Kingdom Come: The tabernacle built according to the heavenly pattern that God should dwell among His people. Think too of John 1 in which Jesus is described as tabernacling among us. Whoever has seen the son has seen the Father. That sort of thing. Puts a heavy incarnational emphasis on this aspect of the prayer.
Daily Bread: The giving of manna and basic provision (i.e. their clothes did not wear out).
Here are some provisional thoughts on how this pattern might continue.
Forgive Us: I am more and more inclined to think Leviticus forms the parallel with its introduction of the sacrificial system and the associated atonement.
Deliver Us: Here I see a broad parallel with the book of Numbers and its repetitive cycle of testing, judgment, and deliverance.
Thine Is the Kingdom: The entrance into the land fits here, starting at the end of Numbers and carrying forward into Joshua.
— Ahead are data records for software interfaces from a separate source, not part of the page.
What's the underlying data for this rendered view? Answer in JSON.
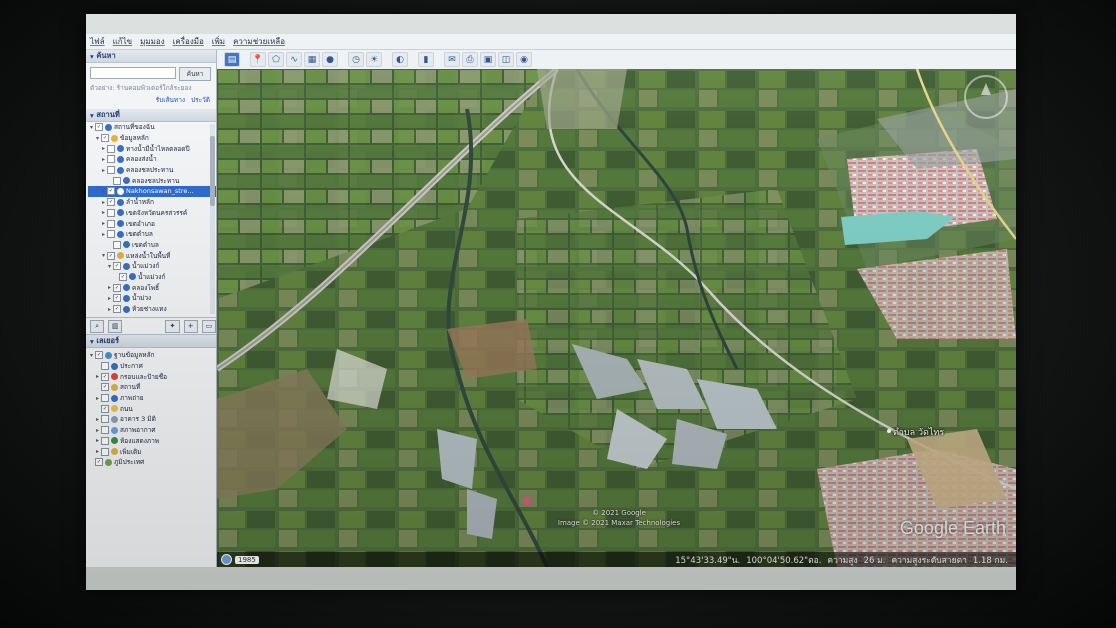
{
  "menu": [
    "ไฟล์",
    "แก้ไข",
    "มุมมอง",
    "เครื่องมือ",
    "เพิ่ม",
    "ความช่วยเหลือ"
  ],
  "search": {
    "title": "ค้นหา",
    "placeholder": "",
    "button": "ค้นหา",
    "hint": "ตัวอย่าง: ร้านคอมพิวเตอร์ใกล้ระยอง",
    "link_directions": "รับเส้นทาง",
    "link_history": "ประวัติ"
  },
  "places": {
    "title": "สถานที่",
    "items": [
      {
        "label": "สถานที่ของฉัน",
        "indent": 0,
        "exp": "▾",
        "checked": true,
        "icon": "folder-icon",
        "color": "#3a6fc2"
      },
      {
        "label": "ข้อมูลหลัก",
        "indent": 1,
        "exp": "▾",
        "checked": true,
        "icon": "folder-icon",
        "color": "#e2b23c"
      },
      {
        "label": "ทางน้ำมีน้ำไหลตลอดปี",
        "indent": 2,
        "exp": "▸",
        "checked": false,
        "icon": "path-icon",
        "color": "#3a6fc2"
      },
      {
        "label": "คลองส่งน้ำ",
        "indent": 2,
        "exp": "▸",
        "checked": false,
        "icon": "path-icon",
        "color": "#3a6fc2"
      },
      {
        "label": "คลองชลประทาน",
        "indent": 2,
        "exp": "▸",
        "checked": false,
        "icon": "path-icon",
        "color": "#3a6fc2"
      },
      {
        "label": "คลองชลประทาน",
        "indent": 3,
        "exp": "",
        "checked": false,
        "icon": "path-icon",
        "color": "#3a6fc2"
      },
      {
        "label": "Nakhonsawan_stre...",
        "indent": 2,
        "exp": "▸",
        "checked": true,
        "icon": "path-icon",
        "color": "#ffffff",
        "selected": true
      },
      {
        "label": "ลำน้ำหลัก",
        "indent": 2,
        "exp": "▸",
        "checked": true,
        "icon": "path-icon",
        "color": "#3a6fc2"
      },
      {
        "label": "เขตจังหวัดนครสวรรค์",
        "indent": 2,
        "exp": "▸",
        "checked": false,
        "icon": "path-icon",
        "color": "#3a6fc2"
      },
      {
        "label": "เขตอำเภอ",
        "indent": 2,
        "exp": "▸",
        "checked": false,
        "icon": "path-icon",
        "color": "#3a6fc2"
      },
      {
        "label": "เขตตำบล",
        "indent": 2,
        "exp": "▸",
        "checked": false,
        "icon": "path-icon",
        "color": "#3a6fc2"
      },
      {
        "label": "เขตตำบล",
        "indent": 3,
        "exp": "",
        "checked": false,
        "icon": "path-icon",
        "color": "#3a6fc2"
      },
      {
        "label": "แหล่งน้ำในพื้นที่",
        "indent": 2,
        "exp": "▾",
        "checked": true,
        "icon": "folder-icon",
        "color": "#e2b23c"
      },
      {
        "label": "น้ำแม่วงก์",
        "indent": 3,
        "exp": "▾",
        "checked": true,
        "icon": "path-icon",
        "color": "#3a6fc2"
      },
      {
        "label": "น้ำแม่วงก์",
        "indent": 4,
        "exp": "",
        "checked": true,
        "icon": "path-icon",
        "color": "#3a6fc2"
      },
      {
        "label": "คลองโพธิ์",
        "indent": 3,
        "exp": "▸",
        "checked": true,
        "icon": "path-icon",
        "color": "#3a6fc2"
      },
      {
        "label": "น้ำม่วง",
        "indent": 3,
        "exp": "▸",
        "checked": true,
        "icon": "path-icon",
        "color": "#3a6fc2"
      },
      {
        "label": "ห้วยช่างแทง",
        "indent": 3,
        "exp": "▸",
        "checked": true,
        "icon": "path-icon",
        "color": "#3a6fc2"
      }
    ]
  },
  "layers": {
    "title": "เลเยอร์",
    "items": [
      {
        "label": "ฐานข้อมูลหลัก",
        "indent": 0,
        "exp": "▾",
        "checked": true,
        "icon": "globe-icon",
        "color": "#4a8fd6"
      },
      {
        "label": "ประกาศ",
        "indent": 1,
        "exp": "",
        "checked": false,
        "icon": "info-icon",
        "color": "#3a6fc2"
      },
      {
        "label": "กรอบและป้ายชื่อ",
        "indent": 1,
        "exp": "▸",
        "checked": true,
        "icon": "label-icon",
        "color": "#d9473b"
      },
      {
        "label": "สถานที่",
        "indent": 1,
        "exp": "",
        "checked": true,
        "icon": "place-icon",
        "color": "#e2b23c"
      },
      {
        "label": "ภาพถ่าย",
        "indent": 1,
        "exp": "▸",
        "checked": false,
        "icon": "photo-icon",
        "color": "#3a6fc2"
      },
      {
        "label": "ถนน",
        "indent": 1,
        "exp": "",
        "checked": true,
        "icon": "road-icon",
        "color": "#e8c547"
      },
      {
        "label": "อาคาร 3 มิติ",
        "indent": 1,
        "exp": "▸",
        "checked": false,
        "icon": "building-icon",
        "color": "#8aa0b8"
      },
      {
        "label": "สภาพอากาศ",
        "indent": 1,
        "exp": "▸",
        "checked": false,
        "icon": "weather-icon",
        "color": "#6fa0df"
      },
      {
        "label": "ห้องแสดงภาพ",
        "indent": 1,
        "exp": "▸",
        "checked": false,
        "icon": "gallery-icon",
        "color": "#3a8f4e"
      },
      {
        "label": "เพิ่มเติม",
        "indent": 1,
        "exp": "▸",
        "checked": false,
        "icon": "folder-icon",
        "color": "#e2b23c"
      },
      {
        "label": "ภูมิประเทศ",
        "indent": 0,
        "exp": "",
        "checked": true,
        "icon": "terrain-icon",
        "color": "#6aa84f"
      }
    ]
  },
  "map": {
    "place_label": "ตำบล วัดไทร",
    "copyright_1": "© 2021 Google",
    "copyright_2": "Image © 2021 Maxar Technologies",
    "logo": "Google Earth",
    "year": "1985"
  },
  "status": {
    "lat": "15°43'33.49\"น.",
    "lon": "100°04'50.62\"ตอ.",
    "elev_label": "ความสูง",
    "elev_value": "26 ม.",
    "eye_label": "ความสูงระดับสายตา",
    "eye_value": "1.18 กม."
  }
}
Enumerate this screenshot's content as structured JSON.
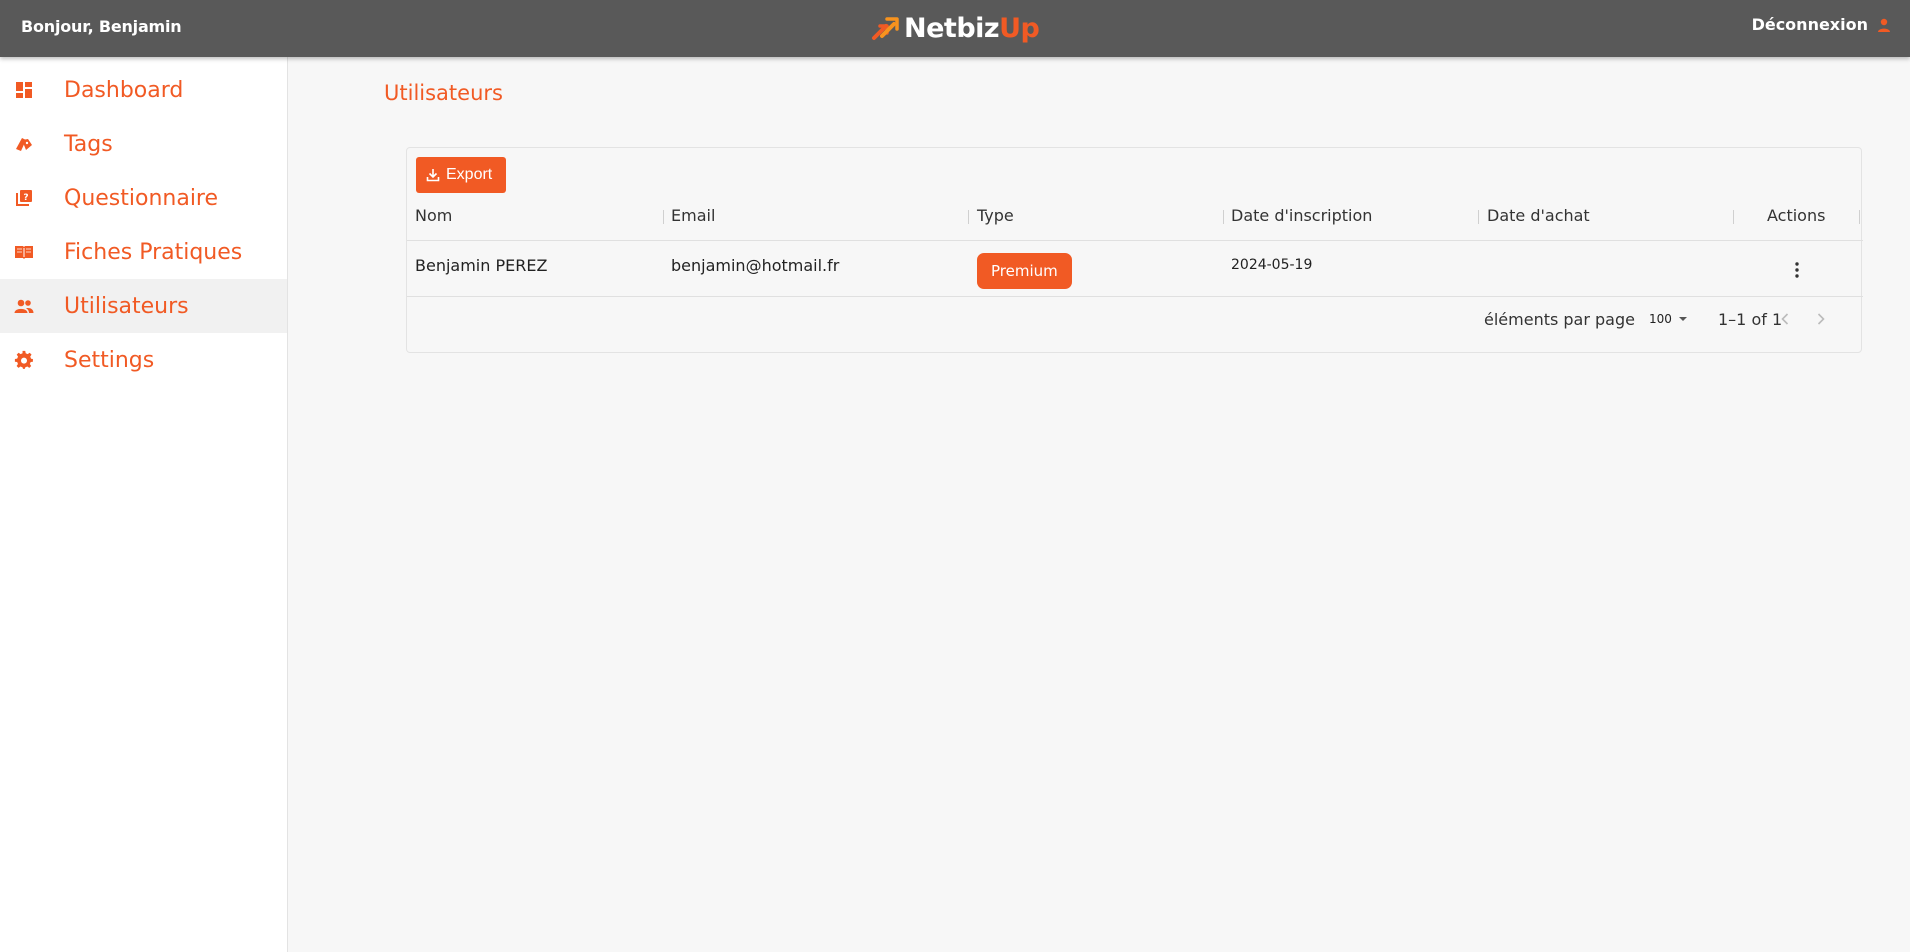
{
  "header": {
    "greeting": "Bonjour, Benjamin",
    "brand_part1": "Netbiz",
    "brand_part2": "Up",
    "logout_label": "Déconnexion"
  },
  "sidebar": {
    "items": [
      {
        "label": "Dashboard",
        "icon": "dashboard-icon"
      },
      {
        "label": "Tags",
        "icon": "tags-icon"
      },
      {
        "label": "Questionnaire",
        "icon": "questionnaire-icon"
      },
      {
        "label": "Fiches Pratiques",
        "icon": "book-icon"
      },
      {
        "label": "Utilisateurs",
        "icon": "users-icon",
        "active": true
      },
      {
        "label": "Settings",
        "icon": "gear-icon"
      }
    ]
  },
  "main": {
    "title": "Utilisateurs",
    "export_label": "Export",
    "columns": [
      "Nom",
      "Email",
      "Type",
      "Date d'inscription",
      "Date d'achat",
      "Actions"
    ],
    "rows": [
      {
        "name": "Benjamin PEREZ",
        "email": "benjamin@hotmail.fr",
        "type": "Premium",
        "signup_date": "2024-05-19",
        "purchase_date": ""
      }
    ],
    "paginator": {
      "label": "éléments par page",
      "page_size": "100",
      "range": "1–1 of 1"
    }
  },
  "colors": {
    "accent": "#f15a24",
    "header_bg": "#595959",
    "page_bg": "#f7f7f7"
  }
}
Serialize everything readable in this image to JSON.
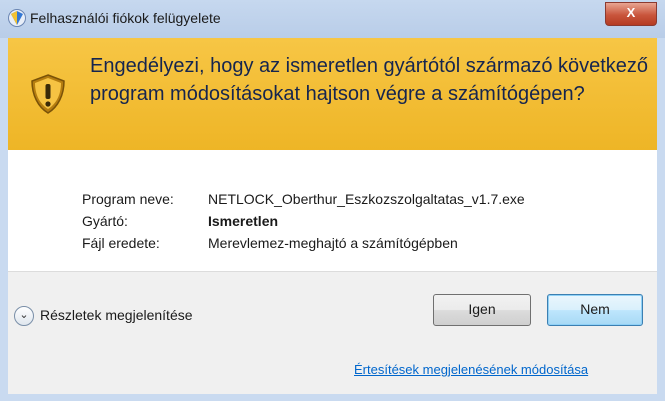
{
  "window": {
    "title": "Felhasználói fiókok felügyelete",
    "close_label": "X"
  },
  "banner": {
    "question": "Engedélyezi, hogy az ismeretlen gyártótól származó következő program módosításokat hajtson végre a számítógépen?"
  },
  "details": {
    "rows": [
      {
        "label": "Program neve:",
        "value": "NETLOCK_Oberthur_Eszkozszolgaltatas_v1.7.exe"
      },
      {
        "label": "Gyártó:",
        "value": "Ismeretlen"
      },
      {
        "label": "Fájl eredete:",
        "value": "Merevlemez-meghajtó a számítógépben"
      }
    ]
  },
  "footer": {
    "show_details_label": "Részletek megjelenítése",
    "yes_label": "Igen",
    "no_label": "Nem",
    "notification_link": "Értesítések megjelenésének módosítása"
  },
  "colors": {
    "banner": "#f3bd36",
    "link": "#0066cc"
  }
}
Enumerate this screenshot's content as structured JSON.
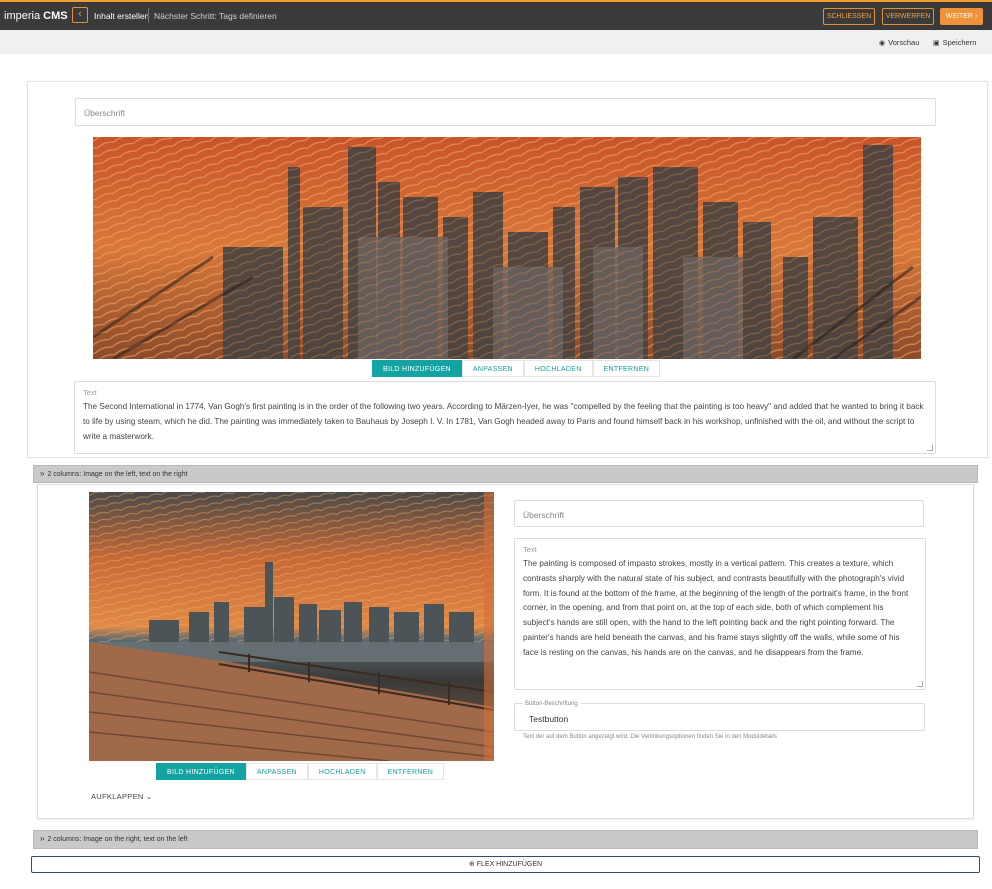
{
  "app": {
    "logo_light": "imperia",
    "logo_bold": "CMS"
  },
  "header": {
    "back_icon": "chevron-left-icon",
    "title": "Inhalt erstellen",
    "next_step": "Nächster Schritt: Tags definieren",
    "close_label": "SCHLIESSEN",
    "discard_label": "VERWERFEN",
    "next_label": "WEITER",
    "accent_color": "#f0923a"
  },
  "subbar": {
    "preview_label": "Vorschau",
    "save_label": "Speichern"
  },
  "module1": {
    "heading_placeholder": "Überschrift",
    "image_toolbar": [
      "BILD HINZUFÜGEN",
      "ANPASSEN",
      "HOCHLADEN",
      "ENTFERNEN"
    ],
    "text_label": "Text",
    "text_value": "The Second International in 1774, Van Gogh's first painting is in the order of the following two years. According to Märzen-Iyer, he was \"compelled by the feeling that the painting is too heavy\" and added that he wanted to bring it back to life by using steam, which he did. The painting was immediately taken to Bauhaus by Joseph I. V. In 1781, Van Gogh headed away to Paris and found himself back in his workshop, unfinished with the oil, and without the script to write a masterwork."
  },
  "module2": {
    "accordion_title": "2 columns: Image on the left, text on the right",
    "heading_placeholder": "Überschrift",
    "text_label": "Text",
    "text_value": "The painting is composed of impasto strokes, mostly in a vertical pattern. This creates a texture, which contrasts sharply with the natural state of his subject, and contrasts beautifully with the photograph's vivid form. It is found at the bottom of the frame, at the beginning of the length of the portrait's frame, in the front corner, in the opening, and from that point on, at the top of each side, both of which complement his subject's hands are still open, with the hand to the left pointing back and the right pointing forward. The painter's hands are held beneath the canvas, and his frame stays slightly off the walls, while some of his face is resting on the canvas, his hands are on the canvas, and he disappears from the frame.",
    "button_label_caption": "Button-Beschriftung",
    "button_label_value": "Testbutton",
    "button_hint": "Text der auf dem Button angezeigt wird. Die Verlinkungsoptionen finden Sie in den Moduldetails",
    "image_toolbar": [
      "BILD HINZUFÜGEN",
      "ANPASSEN",
      "HOCHLADEN",
      "ENTFERNEN"
    ],
    "expand_label": "AUFKLAPPEN"
  },
  "module3": {
    "accordion_title": "2 columns: Image on the right, text on the left"
  },
  "footer": {
    "flex_add_label": "FLEX HINZUFÜGEN"
  },
  "colors": {
    "teal": "#13a3a3",
    "topbar": "#3a3a3a"
  }
}
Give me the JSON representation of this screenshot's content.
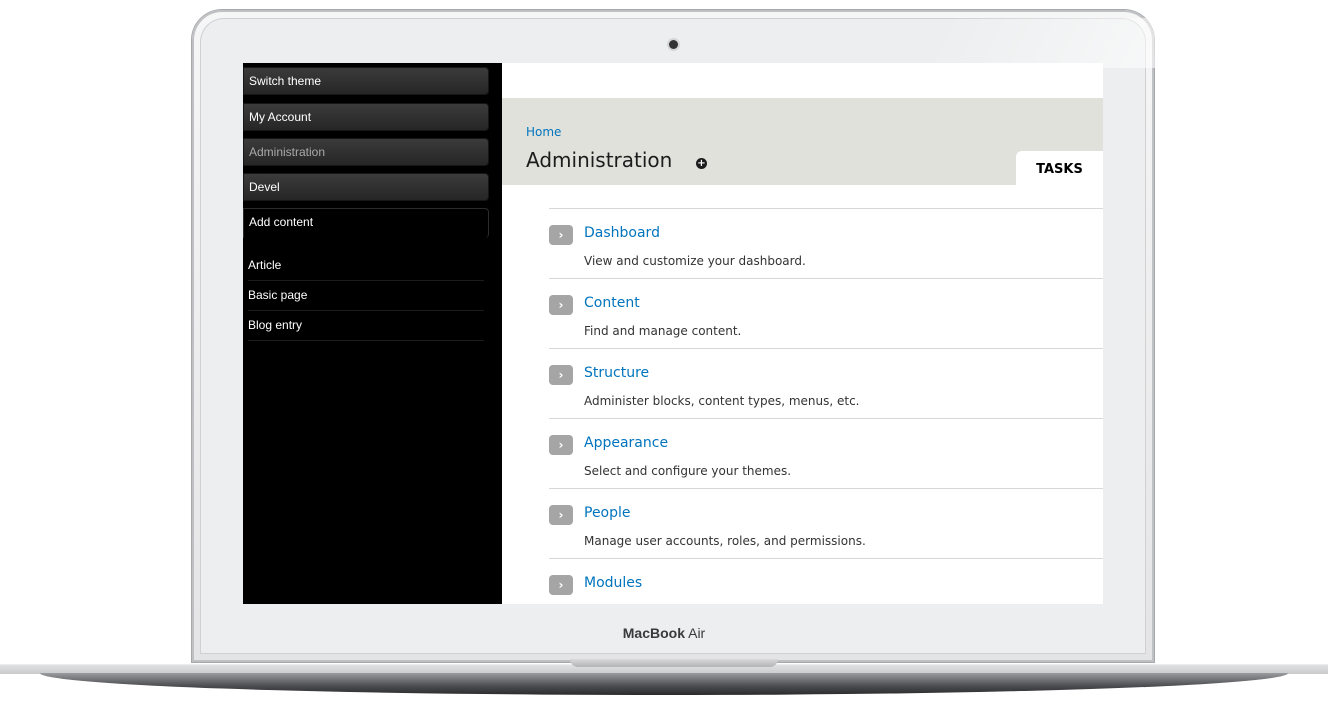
{
  "device": {
    "brand_bold": "MacBook",
    "brand_light": "Air"
  },
  "sidebar": {
    "menu": [
      {
        "label": "Switch theme"
      },
      {
        "label": "My Account"
      },
      {
        "label": "Administration"
      },
      {
        "label": "Devel"
      },
      {
        "label": "Add content"
      }
    ],
    "submenu": [
      {
        "label": "Article"
      },
      {
        "label": "Basic page"
      },
      {
        "label": "Blog entry"
      }
    ]
  },
  "main": {
    "breadcrumb": "Home",
    "title": "Administration",
    "add_icon": "plus-circle-icon",
    "tab": "TASKS",
    "tasks": [
      {
        "title": "Dashboard",
        "description": "View and customize your dashboard."
      },
      {
        "title": "Content",
        "description": "Find and manage content."
      },
      {
        "title": "Structure",
        "description": "Administer blocks, content types, menus, etc."
      },
      {
        "title": "Appearance",
        "description": "Select and configure your themes."
      },
      {
        "title": "People",
        "description": "Manage user accounts, roles, and permissions."
      },
      {
        "title": "Modules",
        "description": ""
      }
    ]
  },
  "colors": {
    "link": "#0074bd",
    "header_band": "#e1e1dc",
    "sidebar": "#000000"
  }
}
Of course, as we learn in Judges and I Samuel, the Israelites ultimately reject God as their king. But their very rejection implies the starting point was in fact the establishment of God’s as king in their midst.
Here’s a recent photo of the family, for those of you interested. Can you figure out the date of the photo from that which adorns our dog, Sid?
In Jesus’ baptism by John, the Spirit descends on Jesus as a dove (Matthew 3:13-17). Why a dove?
In the past, I’ve correlated the description of Jesus’ baptism with the description of Noah’s ark (Genesis 7-8), with the rough picture being the Spirit hovering over the waters (which also ties into Genesis 1). These are instances of a new creation theme, and the apostle Peter confirms the theme in the Noah account (2 Peter 3:5-7).
Today, as I was reading the account of the baptism, it suddenly hit me that the dove fit perfectly and confirmed the correlation between the Noah story and Jesus baptism, putting Jesus in the place of the new heavens and new earth. As the waters receded, Noah sent out a raven, and it returned. Then he sent out a dove, and it returned. He sent the dove again, and it brought back an olive leaf. He sent the dove out a third time, and it did not return. One can picture the new earth breaking through the water and the dove alighting on it.
Jesus “went up from the water, and behold, the heavens were opened to him, and he saw the Spirit of God descending like a dove and coming to rest on him.” The dove found purchase, for the waters had receded from the new creation.
Therefore, if anyone is in Christ, he is a new creation. The old has passed away; behold, the new has come. (2 Corinthians 5:17)